Copy every line of the data in which the word "даже" occurs.

Extracted records
####################
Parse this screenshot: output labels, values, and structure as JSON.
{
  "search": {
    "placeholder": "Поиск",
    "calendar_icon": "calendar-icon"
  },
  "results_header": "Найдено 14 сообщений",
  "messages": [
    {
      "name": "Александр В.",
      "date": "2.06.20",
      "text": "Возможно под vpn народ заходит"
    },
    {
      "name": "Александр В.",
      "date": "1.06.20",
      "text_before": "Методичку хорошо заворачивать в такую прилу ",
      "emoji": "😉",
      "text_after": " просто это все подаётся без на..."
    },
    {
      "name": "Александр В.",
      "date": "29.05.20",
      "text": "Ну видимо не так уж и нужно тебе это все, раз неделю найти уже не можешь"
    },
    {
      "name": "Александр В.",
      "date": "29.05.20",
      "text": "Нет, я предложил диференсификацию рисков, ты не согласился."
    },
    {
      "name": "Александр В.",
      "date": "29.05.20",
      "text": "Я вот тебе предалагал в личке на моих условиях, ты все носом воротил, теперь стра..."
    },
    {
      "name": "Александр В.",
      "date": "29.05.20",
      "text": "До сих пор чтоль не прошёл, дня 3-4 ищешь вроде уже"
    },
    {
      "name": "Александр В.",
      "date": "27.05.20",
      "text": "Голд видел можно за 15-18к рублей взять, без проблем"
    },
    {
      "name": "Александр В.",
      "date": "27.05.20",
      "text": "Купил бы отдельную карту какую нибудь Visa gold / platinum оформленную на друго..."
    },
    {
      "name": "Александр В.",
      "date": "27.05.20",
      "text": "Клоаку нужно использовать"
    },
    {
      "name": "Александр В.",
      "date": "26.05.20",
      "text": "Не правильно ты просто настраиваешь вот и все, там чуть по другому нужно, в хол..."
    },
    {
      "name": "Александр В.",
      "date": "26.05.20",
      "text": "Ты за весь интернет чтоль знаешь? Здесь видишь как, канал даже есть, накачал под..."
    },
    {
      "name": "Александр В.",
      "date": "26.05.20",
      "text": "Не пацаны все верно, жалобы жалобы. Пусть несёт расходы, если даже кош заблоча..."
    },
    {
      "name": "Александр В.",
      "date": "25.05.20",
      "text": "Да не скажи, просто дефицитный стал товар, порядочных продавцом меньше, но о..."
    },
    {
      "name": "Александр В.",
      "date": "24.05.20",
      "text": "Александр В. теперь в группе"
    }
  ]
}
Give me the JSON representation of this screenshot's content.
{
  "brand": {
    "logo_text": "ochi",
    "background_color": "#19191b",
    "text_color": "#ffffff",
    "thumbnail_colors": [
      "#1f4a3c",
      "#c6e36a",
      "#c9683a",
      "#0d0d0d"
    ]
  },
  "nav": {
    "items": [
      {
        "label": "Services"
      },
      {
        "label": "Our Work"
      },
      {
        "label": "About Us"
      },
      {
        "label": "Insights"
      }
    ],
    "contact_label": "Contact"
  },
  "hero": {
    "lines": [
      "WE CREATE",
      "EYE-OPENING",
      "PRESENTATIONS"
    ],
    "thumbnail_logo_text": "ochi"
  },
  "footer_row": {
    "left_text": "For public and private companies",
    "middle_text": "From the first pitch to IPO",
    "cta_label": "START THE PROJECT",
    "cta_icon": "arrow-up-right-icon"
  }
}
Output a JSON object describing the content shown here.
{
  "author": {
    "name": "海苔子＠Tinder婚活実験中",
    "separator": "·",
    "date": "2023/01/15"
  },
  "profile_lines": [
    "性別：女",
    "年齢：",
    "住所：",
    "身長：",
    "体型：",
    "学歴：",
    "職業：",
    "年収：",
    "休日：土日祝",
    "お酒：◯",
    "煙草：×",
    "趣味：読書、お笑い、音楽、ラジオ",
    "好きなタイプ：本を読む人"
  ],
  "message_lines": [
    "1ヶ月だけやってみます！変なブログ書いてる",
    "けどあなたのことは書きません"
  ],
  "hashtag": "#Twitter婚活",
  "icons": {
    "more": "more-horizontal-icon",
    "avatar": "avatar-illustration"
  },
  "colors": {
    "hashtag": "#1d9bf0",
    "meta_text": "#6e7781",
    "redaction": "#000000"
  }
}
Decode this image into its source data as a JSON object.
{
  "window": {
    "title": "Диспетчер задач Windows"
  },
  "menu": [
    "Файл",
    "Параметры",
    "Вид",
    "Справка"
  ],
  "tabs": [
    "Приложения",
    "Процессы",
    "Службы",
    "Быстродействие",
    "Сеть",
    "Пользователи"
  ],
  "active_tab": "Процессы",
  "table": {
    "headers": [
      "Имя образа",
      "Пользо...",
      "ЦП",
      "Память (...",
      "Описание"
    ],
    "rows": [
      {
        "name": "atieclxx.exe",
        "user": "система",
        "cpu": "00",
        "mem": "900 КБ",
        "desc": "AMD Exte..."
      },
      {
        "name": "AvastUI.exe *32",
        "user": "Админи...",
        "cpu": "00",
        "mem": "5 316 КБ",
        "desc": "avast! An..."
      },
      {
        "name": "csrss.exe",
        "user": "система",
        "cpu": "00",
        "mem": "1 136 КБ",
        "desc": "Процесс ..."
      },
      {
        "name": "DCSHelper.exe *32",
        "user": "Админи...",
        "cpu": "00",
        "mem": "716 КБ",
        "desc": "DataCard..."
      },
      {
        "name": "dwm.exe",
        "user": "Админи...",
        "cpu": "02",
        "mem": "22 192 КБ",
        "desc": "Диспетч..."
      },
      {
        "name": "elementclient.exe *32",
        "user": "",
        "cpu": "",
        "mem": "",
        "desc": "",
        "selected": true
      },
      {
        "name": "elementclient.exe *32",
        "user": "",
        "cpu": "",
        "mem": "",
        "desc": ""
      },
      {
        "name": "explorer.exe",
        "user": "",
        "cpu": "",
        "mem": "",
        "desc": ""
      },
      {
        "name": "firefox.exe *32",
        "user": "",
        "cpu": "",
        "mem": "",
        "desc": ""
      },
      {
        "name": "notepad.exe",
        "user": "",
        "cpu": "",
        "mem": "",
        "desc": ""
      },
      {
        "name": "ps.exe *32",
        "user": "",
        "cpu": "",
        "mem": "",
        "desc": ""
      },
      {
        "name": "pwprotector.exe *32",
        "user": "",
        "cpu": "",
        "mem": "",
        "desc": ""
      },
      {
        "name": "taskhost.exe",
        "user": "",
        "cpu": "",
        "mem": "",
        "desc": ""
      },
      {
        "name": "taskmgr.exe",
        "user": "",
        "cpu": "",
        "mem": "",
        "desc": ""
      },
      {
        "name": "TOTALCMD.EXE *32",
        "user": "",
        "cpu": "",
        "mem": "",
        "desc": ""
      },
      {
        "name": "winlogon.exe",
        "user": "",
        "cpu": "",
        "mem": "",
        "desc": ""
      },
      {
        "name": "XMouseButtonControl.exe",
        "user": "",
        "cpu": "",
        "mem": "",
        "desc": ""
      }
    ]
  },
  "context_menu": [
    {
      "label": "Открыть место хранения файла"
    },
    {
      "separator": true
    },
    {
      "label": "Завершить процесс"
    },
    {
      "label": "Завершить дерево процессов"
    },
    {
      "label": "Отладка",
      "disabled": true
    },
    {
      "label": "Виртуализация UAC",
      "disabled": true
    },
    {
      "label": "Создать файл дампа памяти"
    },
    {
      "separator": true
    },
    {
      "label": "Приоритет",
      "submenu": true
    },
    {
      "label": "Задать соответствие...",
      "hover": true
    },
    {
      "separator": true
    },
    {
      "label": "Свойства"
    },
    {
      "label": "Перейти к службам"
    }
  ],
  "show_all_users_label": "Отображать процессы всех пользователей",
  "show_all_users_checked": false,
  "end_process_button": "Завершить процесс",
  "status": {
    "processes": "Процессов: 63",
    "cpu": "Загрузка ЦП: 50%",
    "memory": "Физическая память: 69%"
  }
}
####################
→ **Task response**
      "text": "Ты за весь интернет чтоль знаешь? Здесь видишь как, канал даже есть, накачал под..."
      "text": "Не пацаны все верно, жалобы жалобы. Пусть несёт расходы, если даже кош заблоча..."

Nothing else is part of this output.